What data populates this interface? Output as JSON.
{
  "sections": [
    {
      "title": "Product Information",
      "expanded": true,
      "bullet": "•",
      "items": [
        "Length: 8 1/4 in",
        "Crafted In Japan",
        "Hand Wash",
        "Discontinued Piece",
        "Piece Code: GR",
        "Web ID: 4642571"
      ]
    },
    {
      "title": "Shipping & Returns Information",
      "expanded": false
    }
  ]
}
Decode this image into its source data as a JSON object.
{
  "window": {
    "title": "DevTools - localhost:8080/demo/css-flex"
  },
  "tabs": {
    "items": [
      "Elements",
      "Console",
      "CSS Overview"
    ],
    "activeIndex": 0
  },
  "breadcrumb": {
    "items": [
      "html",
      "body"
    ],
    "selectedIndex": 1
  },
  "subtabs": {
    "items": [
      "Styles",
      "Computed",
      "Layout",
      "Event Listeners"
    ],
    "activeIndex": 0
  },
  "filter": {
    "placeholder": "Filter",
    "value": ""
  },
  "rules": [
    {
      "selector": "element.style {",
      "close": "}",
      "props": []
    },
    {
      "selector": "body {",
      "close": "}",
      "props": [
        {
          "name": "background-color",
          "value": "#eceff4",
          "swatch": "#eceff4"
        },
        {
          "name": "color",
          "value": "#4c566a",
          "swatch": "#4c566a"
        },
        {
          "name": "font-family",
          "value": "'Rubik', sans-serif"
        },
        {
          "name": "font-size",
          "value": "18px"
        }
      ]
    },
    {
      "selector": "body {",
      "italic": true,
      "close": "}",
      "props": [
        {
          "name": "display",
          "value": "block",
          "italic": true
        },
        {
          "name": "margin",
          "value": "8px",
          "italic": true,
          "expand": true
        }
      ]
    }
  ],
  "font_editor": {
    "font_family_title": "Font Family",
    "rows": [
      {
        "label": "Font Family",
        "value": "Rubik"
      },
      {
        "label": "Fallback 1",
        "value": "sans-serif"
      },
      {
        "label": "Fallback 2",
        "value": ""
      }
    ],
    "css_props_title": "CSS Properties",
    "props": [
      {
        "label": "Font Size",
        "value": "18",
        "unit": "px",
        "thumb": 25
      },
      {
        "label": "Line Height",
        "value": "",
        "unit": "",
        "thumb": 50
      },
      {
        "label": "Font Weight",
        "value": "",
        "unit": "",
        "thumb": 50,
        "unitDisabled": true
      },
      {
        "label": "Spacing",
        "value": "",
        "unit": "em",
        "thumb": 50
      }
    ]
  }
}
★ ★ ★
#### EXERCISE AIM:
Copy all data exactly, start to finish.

#### OUTPUT BELOW:
What data populates this interface? Output as JSON.
{
  "sections": [
    {
      "title": "Product Information",
      "expanded": true,
      "bullet": "•",
      "items": [
        "Length: 8 1/4 in",
        "Crafted In Japan",
        "Hand Wash",
        "Discontinued Piece",
        "Piece Code: GR",
        "Web ID: 4642571"
      ]
    },
    {
      "title": "Shipping & Returns Information",
      "expanded": false
    }
  ]
}
Decode this image into its source data as a JSON object.
{
  "window": {
    "title": "DevTools - localhost:8080/demo/css-flex"
  },
  "tabs": {
    "items": [
      "Elements",
      "Console",
      "CSS Overview"
    ],
    "activeIndex": 0
  },
  "breadcrumb": {
    "items": [
      "html",
      "body"
    ],
    "selectedIndex": 1
  },
  "subtabs": {
    "items": [
      "Styles",
      "Computed",
      "Layout",
      "Event Listeners"
    ],
    "activeIndex": 0
  },
  "filter": {
    "placeholder": "Filter",
    "value": ""
  },
  "rules": [
    {
      "selector": "element.style {",
      "close": "}",
      "props": []
    },
    {
      "selector": "body {",
      "close": "}",
      "props": [
        {
          "name": "background-color",
          "value": "#eceff4",
          "swatch": "#eceff4"
        },
        {
          "name": "color",
          "value": "#4c566a",
          "swatch": "#4c566a"
        },
        {
          "name": "font-family",
          "value": "'Rubik', sans-serif"
        },
        {
          "name": "font-size",
          "value": "18px"
        }
      ]
    },
    {
      "selector": "body {",
      "italic": true,
      "close": "}",
      "props": [
        {
          "name": "display",
          "value": "block",
          "italic": true
        },
        {
          "name": "margin",
          "value": "8px",
          "italic": true,
          "expand": true
        }
      ]
    }
  ],
  "font_editor": {
    "font_family_title": "Font Family",
    "rows": [
      {
        "label": "Font Family",
        "value": "Rubik"
      },
      {
        "label": "Fallback 1",
        "value": "sans-serif"
      },
      {
        "label": "Fallback 2",
        "value": ""
      }
    ],
    "css_props_title": "CSS Properties",
    "props": [
      {
        "label": "Font Size",
        "value": "18",
        "unit": "px",
        "thumb": 25
      },
      {
        "label": "Line Height",
        "value": "",
        "unit": "",
        "thumb": 50
      },
      {
        "label": "Font Weight",
        "value": "",
        "unit": "",
        "thumb": 50,
        "unitDisabled": true
      },
      {
        "label": "Spacing",
        "value": "",
        "unit": "em",
        "thumb": 50
      }
    ]
  }
}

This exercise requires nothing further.